U.S. intelligence officials have identified four major cyber adversaries targeting American businesses and infrastructure, from China and North Korea to Iran. Only one — Russia — has yet to be publicly blamed by the Obama administration in a strategy that national security experts have dubbed "naming and shaming."
But after senior Democrats in Congress pointed the finger at Russia for hacking into the Democratic National Committee and trying to infiltrate the voter registration systems in nearly two dozen states, that may be about to change.
"I would just say to any of those out there considering whether or not to try to harm the United States through cyber means, we have a message, which is: we can figure out who did it, and when we do, we're not afraid to impose consequences, and we will," Assistant U.S. Attorney General John Carlin told NPR in an interview this week.
Carlin declined to say whether indictments against anyone in Russia were imminent. He added: "We would take very very seriously an attempt to undermine the integrity of our democracy."
Carlin leaves the Justice Department next week, after 17 years as a career prosecutor.
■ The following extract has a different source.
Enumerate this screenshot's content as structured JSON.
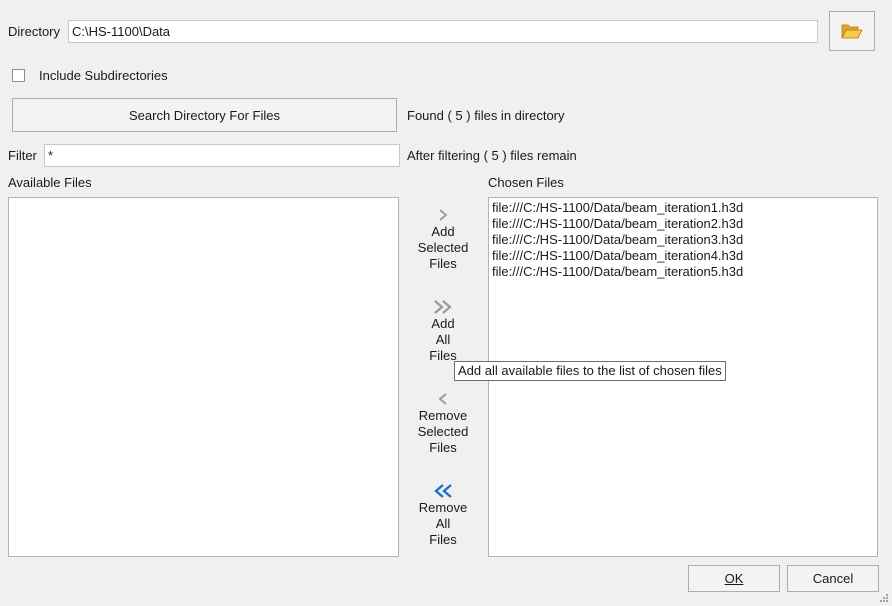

Even over the past three years in his leadership post, he said, the threat has changed a lot. But when it comes to cyber intrusions, authorities have gotten better at finding out who's behind keyboards, even thousands of miles away.
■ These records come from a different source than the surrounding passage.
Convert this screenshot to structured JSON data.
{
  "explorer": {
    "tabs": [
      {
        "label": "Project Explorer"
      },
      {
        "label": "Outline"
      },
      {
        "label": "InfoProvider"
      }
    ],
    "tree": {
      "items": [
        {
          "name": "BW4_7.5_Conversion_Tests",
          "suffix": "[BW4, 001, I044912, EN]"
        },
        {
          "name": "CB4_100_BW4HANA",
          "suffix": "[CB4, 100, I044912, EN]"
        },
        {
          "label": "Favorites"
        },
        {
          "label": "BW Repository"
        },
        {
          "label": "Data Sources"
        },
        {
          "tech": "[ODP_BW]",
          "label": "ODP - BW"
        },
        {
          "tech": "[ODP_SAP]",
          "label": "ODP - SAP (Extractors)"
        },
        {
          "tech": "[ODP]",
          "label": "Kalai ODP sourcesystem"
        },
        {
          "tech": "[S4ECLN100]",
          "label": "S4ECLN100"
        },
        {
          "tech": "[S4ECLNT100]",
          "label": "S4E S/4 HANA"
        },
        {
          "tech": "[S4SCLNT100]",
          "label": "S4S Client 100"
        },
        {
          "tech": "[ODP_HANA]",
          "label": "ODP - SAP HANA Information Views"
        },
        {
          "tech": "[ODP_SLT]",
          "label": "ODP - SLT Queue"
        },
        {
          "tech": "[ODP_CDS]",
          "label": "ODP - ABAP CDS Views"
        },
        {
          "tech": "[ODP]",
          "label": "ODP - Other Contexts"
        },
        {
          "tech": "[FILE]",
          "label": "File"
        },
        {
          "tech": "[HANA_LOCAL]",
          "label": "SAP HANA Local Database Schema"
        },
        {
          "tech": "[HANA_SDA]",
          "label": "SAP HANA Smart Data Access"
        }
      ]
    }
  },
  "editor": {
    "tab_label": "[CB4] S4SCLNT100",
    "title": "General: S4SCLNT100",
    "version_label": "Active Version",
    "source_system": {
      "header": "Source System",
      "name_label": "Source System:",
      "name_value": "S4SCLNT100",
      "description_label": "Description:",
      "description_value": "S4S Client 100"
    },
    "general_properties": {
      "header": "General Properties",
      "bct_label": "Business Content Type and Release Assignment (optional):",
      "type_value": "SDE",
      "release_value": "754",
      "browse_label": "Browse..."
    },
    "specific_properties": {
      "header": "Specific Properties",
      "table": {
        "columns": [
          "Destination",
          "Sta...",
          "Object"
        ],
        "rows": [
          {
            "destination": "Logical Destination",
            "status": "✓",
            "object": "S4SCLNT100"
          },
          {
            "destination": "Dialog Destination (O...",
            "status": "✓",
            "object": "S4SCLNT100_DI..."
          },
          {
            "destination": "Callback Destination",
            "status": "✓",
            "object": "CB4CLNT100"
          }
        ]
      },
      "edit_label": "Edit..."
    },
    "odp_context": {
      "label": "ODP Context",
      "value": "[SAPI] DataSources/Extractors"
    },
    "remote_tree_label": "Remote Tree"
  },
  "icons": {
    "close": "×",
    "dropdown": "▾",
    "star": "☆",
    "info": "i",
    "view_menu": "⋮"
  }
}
In the spring of 2014, his prosecutors charged five uniformed members of Unit 61398 of the People's Liberation Army of China with stealing secrets from American business competitors.
The Justice Department traced their movements online. The activities peaked from 9 a.m. Beijing time to noon, dipped during the lunch break, then resumed until 6 p.m. "This is their day job," Carlin said. "This is their day job, to steal from American companies. ... That's not a fair fight."
China's president eventually reached an agreement with the White House, agreeing that it's out of bounds to use military or intelligence powers to target private companies for financial gain. The next challenge, Carlin said, is to enforce the laws on the books about cyber intrusions.
Earlier this year, the Justice Department struck again: indicting seven hackers with ties to the Iranian government. Court papers said the intruders attacked the web sites of dozens of major U.S. banks and breached controls at a dam in Rye, N.Y., raising alarms about safeguards in American infrastructure.
In those two cases, authorities decided to utilize the criminal justice system. But that hasn't always been the case. In late 2014, rather than public charges against people who took part in wrongdoing, the FBI issued a statement blaming North Korea for breaking into computer systems at Sony Pictures. The studio had released The Interview, a Seth Rogen comedy mocking the nation's leader. Carlin found himself in the White House situation room trying to summarize the plot of the film.
"The first major attack from a rogue nuclear armed nation state on the United States, and we've war gamed that for years, turns out to be because of a movie," Carlin said. "I'll leave you to your own reviews of the movie but it's about a bunch of pot smokers and so not what you expect to be fodder for a national security event."
In the past year, the Justice Department also has prosecuted 60 people with ties to foreign fighters or home grown extremism. But most of those people radicalized online and never met an al-Qaida or Islamic State figure in person. Those cases are spread across 35 states, with defendants in one-third of the cases aged 21 or younger.
"Here you have an international terrorist group that's deliberately exploiting that [social media] trust to try to convince young people or mentally troubled people to go out and kill," Carlin said.
Carlin, 43, mostly operated under the radar during his years at DOJ. But he supervised some hot-button cases. Among them: the now-closed investigation of Hillary Clinton's private email server.
Of that case, he offered praise for the career prosecutors and FBI agents. "When it comes to any matter I've worked on with them, I've been so impressed with their dedication to keeping our country safe and for doing the right things for the right reasons," he said.
In the coming weeks, Carlin expects to spend some time at home with his wife and young daughter before exploring private sector opportunities in cybersecurity or public safety.
He said he wants to devote some of his time, and to urge others, to thinking about the looming transformation of the auto industry and other businesses.
"When you think about what one terrorist was able to do in Nice with one truck and the devastation it caused on civilians, it doesn't take that much imagination to figure out what they could do if they were able to control a fleet of automated trucks," Carlin said. "So we just need to just make sure on the front end we prevent that type of disaster from happening."
A veteran national security lawyer, Mary B. McCord, will take his place at the Justice Department.